▸ What needs to be done
For the entries that follow, count the lines containing the string "this" and write only the number.

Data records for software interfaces

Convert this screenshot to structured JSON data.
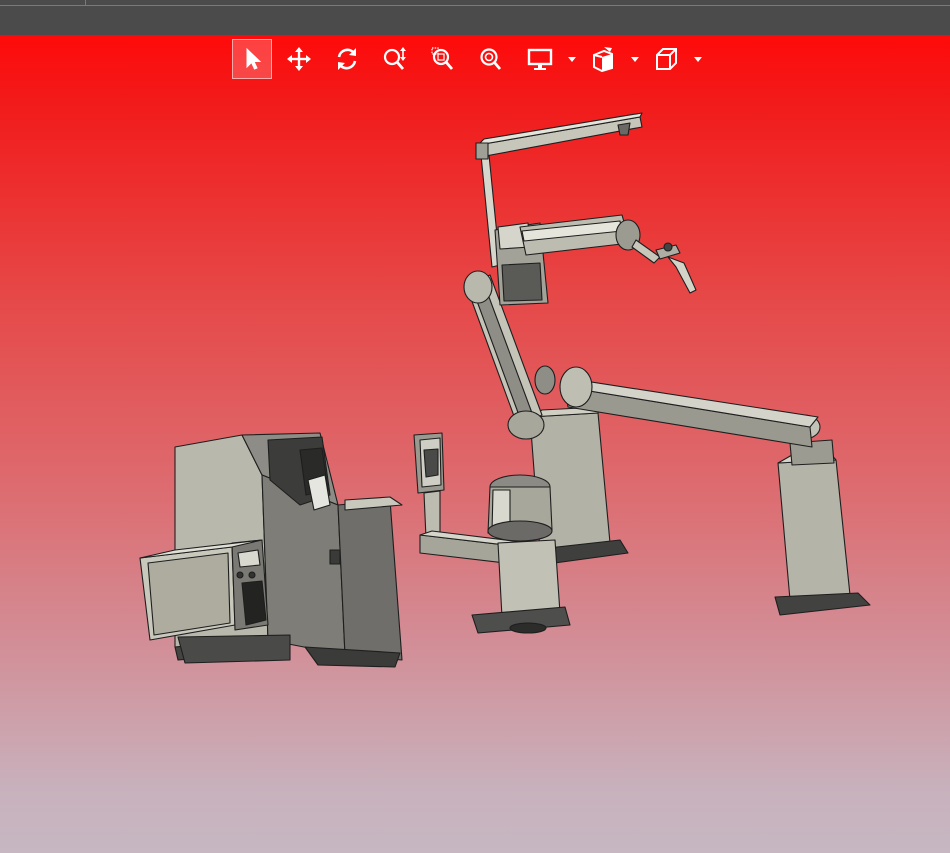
{
  "window": {
    "title": ""
  },
  "toolbar": {
    "tools": [
      {
        "name": "select-tool",
        "icon": "arrow-cursor-icon",
        "active": true
      },
      {
        "name": "pan-tool",
        "icon": "move-arrows-icon",
        "active": false
      },
      {
        "name": "rotate-tool",
        "icon": "rotate-icon",
        "active": false
      },
      {
        "name": "zoom-tool",
        "icon": "zoom-updown-icon",
        "active": false
      },
      {
        "name": "zoom-window-tool",
        "icon": "zoom-box-icon",
        "active": false
      },
      {
        "name": "zoom-fit-tool",
        "icon": "zoom-fit-icon",
        "active": false
      },
      {
        "name": "display-mode-menu",
        "icon": "monitor-icon",
        "active": false,
        "dropdown": true
      },
      {
        "name": "section-view-menu",
        "icon": "section-cube-icon",
        "active": false,
        "dropdown": true
      },
      {
        "name": "view-orientation-menu",
        "icon": "cube-icon",
        "active": false,
        "dropdown": true
      }
    ]
  },
  "colors": {
    "viewport_top": "#ff0a0a",
    "viewport_bottom": "#c6b7c2",
    "topbar": "#4b4b4b",
    "model_light": "#b8b6aa",
    "model_mid": "#8e8d86",
    "model_dark": "#4a4a48"
  },
  "scene": {
    "objects": [
      "robot-arm",
      "welding-torch",
      "wire-feeder-boom",
      "positioner-rail",
      "positioner-pillar",
      "robot-base-pedestal",
      "controller-cabinet",
      "cabinet-drawer",
      "torch-cleaning-station"
    ]
  }
}
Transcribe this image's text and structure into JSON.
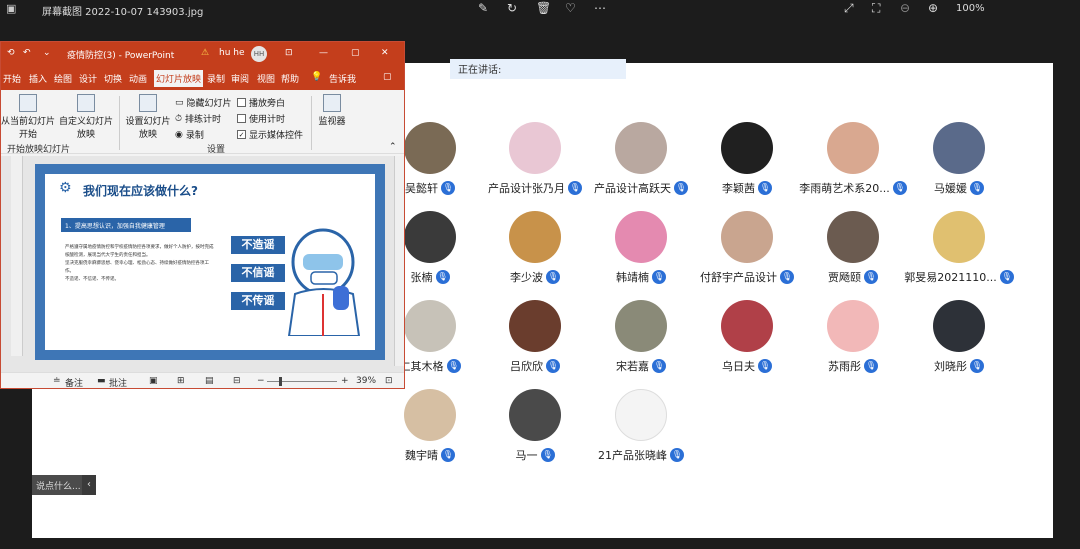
{
  "viewer": {
    "filename": "屏幕截图 2022-10-07 143903.jpg",
    "zoom": "100%"
  },
  "meeting": {
    "speaking_label": "正在讲话:",
    "participants": [
      {
        "name": "吴懿轩",
        "color": "#7a6a55"
      },
      {
        "name": "产品设计张乃月",
        "color": "#e9c7d4"
      },
      {
        "name": "产品设计高跃天",
        "color": "#b9a8a0"
      },
      {
        "name": "李颖茜",
        "color": "#202020"
      },
      {
        "name": "李雨萌艺术系20...",
        "color": "#d9a890"
      },
      {
        "name": "马媛媛",
        "color": "#5a6a8a"
      },
      {
        "name": "张楠",
        "color": "#3a3a3a"
      },
      {
        "name": "李少波",
        "color": "#c8924a"
      },
      {
        "name": "韩靖楠",
        "color": "#e48ab0"
      },
      {
        "name": "付舒宇产品设计",
        "color": "#c9a58f"
      },
      {
        "name": "贾飏颐",
        "color": "#6b5b50"
      },
      {
        "name": "郭旻易2021110...",
        "color": "#e0c070"
      },
      {
        "name": "仁其木格",
        "color": "#c7c2b8"
      },
      {
        "name": "吕欣欣",
        "color": "#6a3d2d"
      },
      {
        "name": "宋若嘉",
        "color": "#8a8a78"
      },
      {
        "name": "乌日夫",
        "color": "#b04048"
      },
      {
        "name": "苏雨彤",
        "color": "#f2b8b8"
      },
      {
        "name": "刘晓彤",
        "color": "#2d3138"
      },
      {
        "name": "魏宇晴",
        "color": "#d6bfa3"
      },
      {
        "name": "马一",
        "color": "#4a4a4a"
      },
      {
        "name": "21产品张晓峰",
        "color": "#f4f4f4"
      }
    ],
    "side_tag": "说点什么..."
  },
  "ppt": {
    "title": "疫情防控(3)  -  PowerPoint",
    "user": "hu he",
    "user_initials": "HH",
    "menu": [
      "开始",
      "插入",
      "绘图",
      "设计",
      "切换",
      "动画",
      "幻灯片放映",
      "录制",
      "审阅",
      "视图",
      "帮助",
      "告诉我"
    ],
    "ribbon": {
      "from_current": "从当前幻灯片开始",
      "custom_show": "自定义幻灯片放映",
      "group_start": "开始放映幻灯片",
      "setup_show": "设置幻灯片放映",
      "hide_slide": "隐藏幻灯片",
      "rehearse": "排练计时",
      "record": "录制",
      "play_narration": "播放旁白",
      "use_timings": "使用计时",
      "show_media": "显示媒体控件",
      "group_setup": "设置",
      "monitor": "监视器"
    },
    "slide": {
      "heading": "我们现在应该做什么?",
      "bar": "1、提高思想认识，加强自我健康管理",
      "bullets": [
        "严格遵守属地疫情防控和学校疫情防控各项要求，做好个人防护，按时完成核酸检测，展现当代大学生的责任和担当。",
        "坚决克服侥幸麻痹思想、侥幸心理、松劲心态、持续做好疫情防控各项工作。",
        "不造谣、不信谣、不传谣。"
      ],
      "tags": [
        "不造谣",
        "不信谣",
        "不传谣"
      ]
    },
    "status": {
      "notes": "备注",
      "comments": "批注",
      "zoom": "39%"
    }
  }
}
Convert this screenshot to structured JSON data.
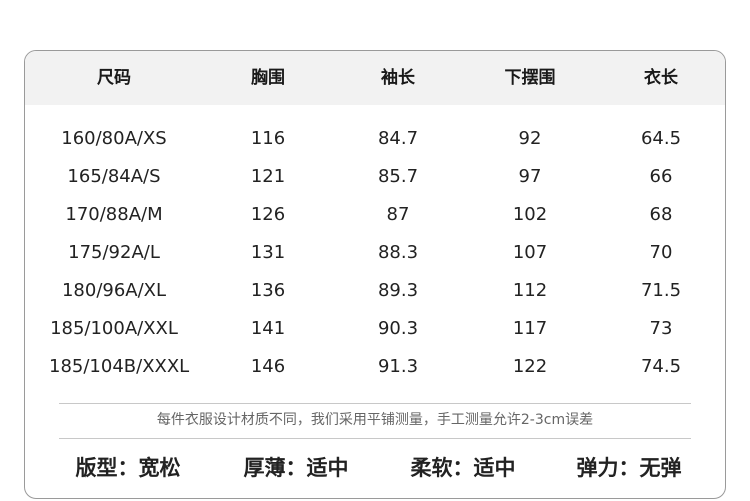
{
  "table": {
    "headers": [
      "尺码",
      "胸围",
      "袖长",
      "下摆围",
      "衣长"
    ],
    "rows": [
      [
        "160/80A/XS",
        "116",
        "84.7",
        "92",
        "64.5"
      ],
      [
        "165/84A/S",
        "121",
        "85.7",
        "97",
        "66"
      ],
      [
        "170/88A/M",
        "126",
        "87",
        "102",
        "68"
      ],
      [
        "175/92A/L",
        "131",
        "88.3",
        "107",
        "70"
      ],
      [
        "180/96A/XL",
        "136",
        "89.3",
        "112",
        "71.5"
      ],
      [
        "185/100A/XXL",
        "141",
        "90.3",
        "117",
        "73"
      ],
      [
        "185/104B/XXXL",
        "146",
        "91.3",
        "122",
        "74.5"
      ]
    ]
  },
  "note": "每件衣服设计材质不同，我们采用平铺测量，手工测量允许2-3cm误差",
  "properties": [
    {
      "label": "版型",
      "value": "宽松"
    },
    {
      "label": "厚薄",
      "value": "适中"
    },
    {
      "label": "柔软",
      "value": "适中"
    },
    {
      "label": "弹力",
      "value": "无弹"
    }
  ]
}
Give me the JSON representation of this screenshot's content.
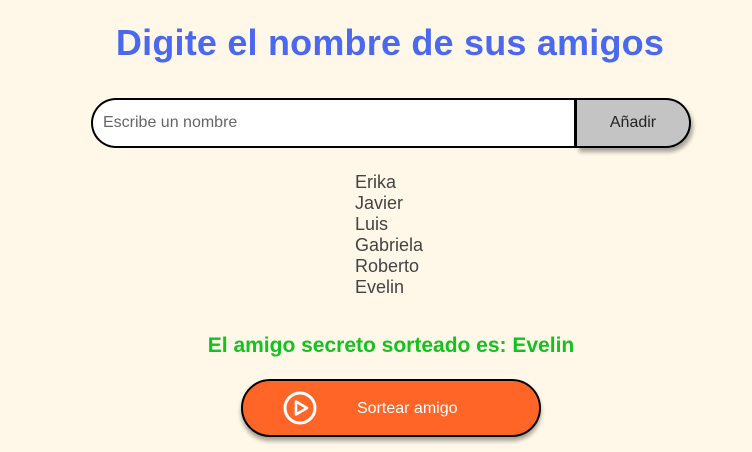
{
  "header": {
    "title": "Digite el nombre de sus amigos"
  },
  "input": {
    "placeholder": "Escribe un nombre",
    "value": ""
  },
  "add_button": {
    "label": "Añadir"
  },
  "friends": [
    "Erika",
    "Javier",
    "Luis",
    "Gabriela",
    "Roberto",
    "Evelin"
  ],
  "result": {
    "text": "El amigo secreto sorteado es: Evelin"
  },
  "draw_button": {
    "label": "Sortear amigo",
    "icon": "play-circle-icon"
  },
  "colors": {
    "background": "#fff8e8",
    "title": "#4b69f0",
    "result": "#13c21e",
    "draw_button": "#ff6527",
    "add_button": "#c4c4c4"
  }
}
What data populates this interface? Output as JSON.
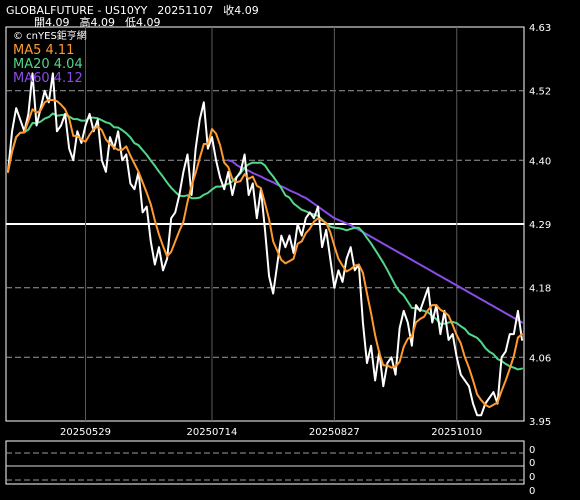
{
  "header": {
    "symbol": "GLOBALFUTURE - US10YY",
    "date": "20251107",
    "close_label": "收4.09",
    "open_label": "開4.09",
    "high_label": "高4.09",
    "low_label": "低4.09"
  },
  "watermark": "© cnYES鉅亨網",
  "legend": [
    {
      "label": "MA5 4.11",
      "color": "#ff9a2e"
    },
    {
      "label": "MA20 4.04",
      "color": "#52d68a"
    },
    {
      "label": "MA60 4.12",
      "color": "#8a4de8"
    }
  ],
  "colors": {
    "price": "#ffffff",
    "ma5": "#ff9a2e",
    "ma20": "#52d68a",
    "ma60": "#8a4de8"
  },
  "chart_data": {
    "type": "line",
    "x_ticks": [
      {
        "label": "20250529",
        "index": 19
      },
      {
        "label": "20250714",
        "index": 50
      },
      {
        "label": "20250827",
        "index": 80
      },
      {
        "label": "20251010",
        "index": 110
      }
    ],
    "y_ticks": [
      {
        "label": "4.63",
        "value": 4.63
      },
      {
        "label": "4.52",
        "value": 4.52
      },
      {
        "label": "4.40",
        "value": 4.4
      },
      {
        "label": "4.29",
        "value": 4.29
      },
      {
        "label": "4.18",
        "value": 4.18
      },
      {
        "label": "4.06",
        "value": 4.06
      },
      {
        "label": "3.95",
        "value": 3.95
      }
    ],
    "ylim": [
      3.95,
      4.63
    ],
    "highlight_value": 4.29,
    "x_count": 127,
    "grid": true,
    "price": [
      4.38,
      4.45,
      4.49,
      4.47,
      4.45,
      4.48,
      4.55,
      4.46,
      4.49,
      4.52,
      4.5,
      4.55,
      4.45,
      4.46,
      4.48,
      4.42,
      4.4,
      4.45,
      4.43,
      4.46,
      4.48,
      4.45,
      4.47,
      4.4,
      4.38,
      4.44,
      4.42,
      4.45,
      4.4,
      4.41,
      4.36,
      4.35,
      4.38,
      4.31,
      4.32,
      4.26,
      4.22,
      4.25,
      4.21,
      4.23,
      4.3,
      4.31,
      4.34,
      4.38,
      4.41,
      4.34,
      4.42,
      4.47,
      4.5,
      4.42,
      4.44,
      4.4,
      4.37,
      4.35,
      4.38,
      4.34,
      4.37,
      4.38,
      4.41,
      4.34,
      4.36,
      4.3,
      4.35,
      4.28,
      4.2,
      4.17,
      4.22,
      4.27,
      4.25,
      4.27,
      4.24,
      4.29,
      4.27,
      4.3,
      4.31,
      4.3,
      4.32,
      4.25,
      4.28,
      4.23,
      4.18,
      4.21,
      4.19,
      4.23,
      4.25,
      4.21,
      4.22,
      4.12,
      4.05,
      4.08,
      4.02,
      4.07,
      4.01,
      4.05,
      4.06,
      4.03,
      4.11,
      4.14,
      4.12,
      4.08,
      4.15,
      4.14,
      4.16,
      4.18,
      4.12,
      4.15,
      4.1,
      4.14,
      4.09,
      4.1,
      4.06,
      4.03,
      4.02,
      4.01,
      3.98,
      3.96,
      3.96,
      3.98,
      3.99,
      4.0,
      3.98,
      4.06,
      4.07,
      4.1,
      4.1,
      4.14,
      4.09
    ],
    "series": [
      {
        "name": "MA5",
        "values": [
          4.38,
          4.415,
          4.44,
          4.4475,
          4.448,
          4.468,
          4.488,
          4.482,
          4.486,
          4.5,
          4.504,
          4.504,
          4.502,
          4.496,
          4.488,
          4.472,
          4.442,
          4.442,
          4.436,
          4.432,
          4.444,
          4.454,
          4.458,
          4.452,
          4.436,
          4.428,
          4.422,
          4.418,
          4.418,
          4.424,
          4.408,
          4.394,
          4.38,
          4.362,
          4.344,
          4.324,
          4.296,
          4.272,
          4.252,
          4.234,
          4.242,
          4.26,
          4.278,
          4.294,
          4.328,
          4.356,
          4.378,
          4.404,
          4.428,
          4.428,
          4.454,
          4.446,
          4.426,
          4.396,
          4.388,
          4.368,
          4.362,
          4.364,
          4.376,
          4.368,
          4.372,
          4.356,
          4.352,
          4.326,
          4.298,
          4.26,
          4.244,
          4.228,
          4.222,
          4.226,
          4.23,
          4.256,
          4.26,
          4.274,
          4.282,
          4.294,
          4.3,
          4.296,
          4.292,
          4.276,
          4.252,
          4.23,
          4.218,
          4.208,
          4.212,
          4.218,
          4.22,
          4.206,
          4.17,
          4.136,
          4.098,
          4.068,
          4.046,
          4.046,
          4.042,
          4.044,
          4.052,
          4.078,
          4.092,
          4.096,
          4.12,
          4.126,
          4.13,
          4.142,
          4.15,
          4.15,
          4.142,
          4.138,
          4.132,
          4.116,
          4.098,
          4.084,
          4.06,
          4.042,
          4.02,
          3.996,
          3.986,
          3.978,
          3.974,
          3.978,
          3.982,
          4.002,
          4.02,
          4.04,
          4.062,
          4.094,
          4.1
        ]
      },
      {
        "name": "MA20",
        "values": [
          4.38,
          4.415,
          4.44,
          4.4475,
          4.448,
          4.453,
          4.4643,
          4.4638,
          4.4667,
          4.472,
          4.4745,
          4.4808,
          4.4769,
          4.4779,
          4.4787,
          4.4756,
          4.4712,
          4.4711,
          4.4684,
          4.4685,
          4.4735,
          4.4735,
          4.4725,
          4.469,
          4.4655,
          4.4635,
          4.457,
          4.4565,
          4.452,
          4.4465,
          4.4395,
          4.4295,
          4.426,
          4.4175,
          4.4095,
          4.3995,
          4.3905,
          4.3805,
          4.3715,
          4.3615,
          4.3525,
          4.3455,
          4.339,
          4.338,
          4.3395,
          4.3345,
          4.3345,
          4.3355,
          4.3405,
          4.3435,
          4.3495,
          4.3545,
          4.3545,
          4.3565,
          4.3595,
          4.3635,
          4.371,
          4.3775,
          4.3875,
          4.393,
          4.396,
          4.3955,
          4.396,
          4.391,
          4.3805,
          4.372,
          4.362,
          4.352,
          4.3395,
          4.3355,
          4.3255,
          4.32,
          4.3145,
          4.312,
          4.3085,
          4.3065,
          4.304,
          4.2975,
          4.291,
          4.2855,
          4.2835,
          4.283,
          4.2815,
          4.279,
          4.2815,
          4.2835,
          4.2835,
          4.276,
          4.266,
          4.2565,
          4.2455,
          4.2345,
          4.223,
          4.2105,
          4.197,
          4.1835,
          4.173,
          4.167,
          4.156,
          4.145,
          4.145,
          4.1415,
          4.14,
          4.1375,
          4.131,
          4.126,
          4.1175,
          4.118,
          4.12,
          4.121,
          4.119,
          4.1135,
          4.109,
          4.1005,
          4.097,
          4.0935,
          4.086,
          4.076,
          4.0695,
          4.0655,
          4.057,
          4.0535,
          4.0485,
          4.0445,
          4.042,
          4.039,
          4.0405
        ]
      },
      {
        "name": "MA60",
        "values": [
          null,
          null,
          null,
          null,
          null,
          null,
          null,
          null,
          null,
          null,
          null,
          null,
          null,
          null,
          null,
          null,
          null,
          null,
          null,
          null,
          null,
          null,
          null,
          null,
          null,
          null,
          null,
          null,
          null,
          null,
          null,
          null,
          null,
          null,
          null,
          null,
          null,
          null,
          null,
          null,
          null,
          null,
          null,
          null,
          null,
          null,
          null,
          null,
          null,
          null,
          null,
          null,
          null,
          null,
          4.4,
          4.398,
          4.392,
          4.388,
          4.385,
          4.382,
          4.378,
          4.375,
          4.372,
          4.368,
          4.365,
          4.362,
          4.358,
          4.355,
          4.352,
          4.348,
          4.345,
          4.342,
          4.338,
          4.335,
          4.33,
          4.325,
          4.32,
          4.315,
          4.31,
          4.305,
          4.3,
          4.297,
          4.294,
          4.291,
          4.288,
          4.284,
          4.28,
          4.276,
          4.272,
          4.268,
          4.264,
          4.26,
          4.256,
          4.252,
          4.248,
          4.244,
          4.24,
          4.236,
          4.232,
          4.228,
          4.224,
          4.22,
          4.216,
          4.212,
          4.208,
          4.204,
          4.2,
          4.196,
          4.192,
          4.188,
          4.184,
          4.18,
          4.176,
          4.172,
          4.168,
          4.164,
          4.16,
          4.156,
          4.152,
          4.148,
          4.144,
          4.14,
          4.136,
          4.132,
          4.128,
          4.124,
          4.12
        ]
      }
    ],
    "subpanel_ticks": [
      "0",
      "0",
      "0",
      "0"
    ]
  }
}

▸ Response to the exercise
5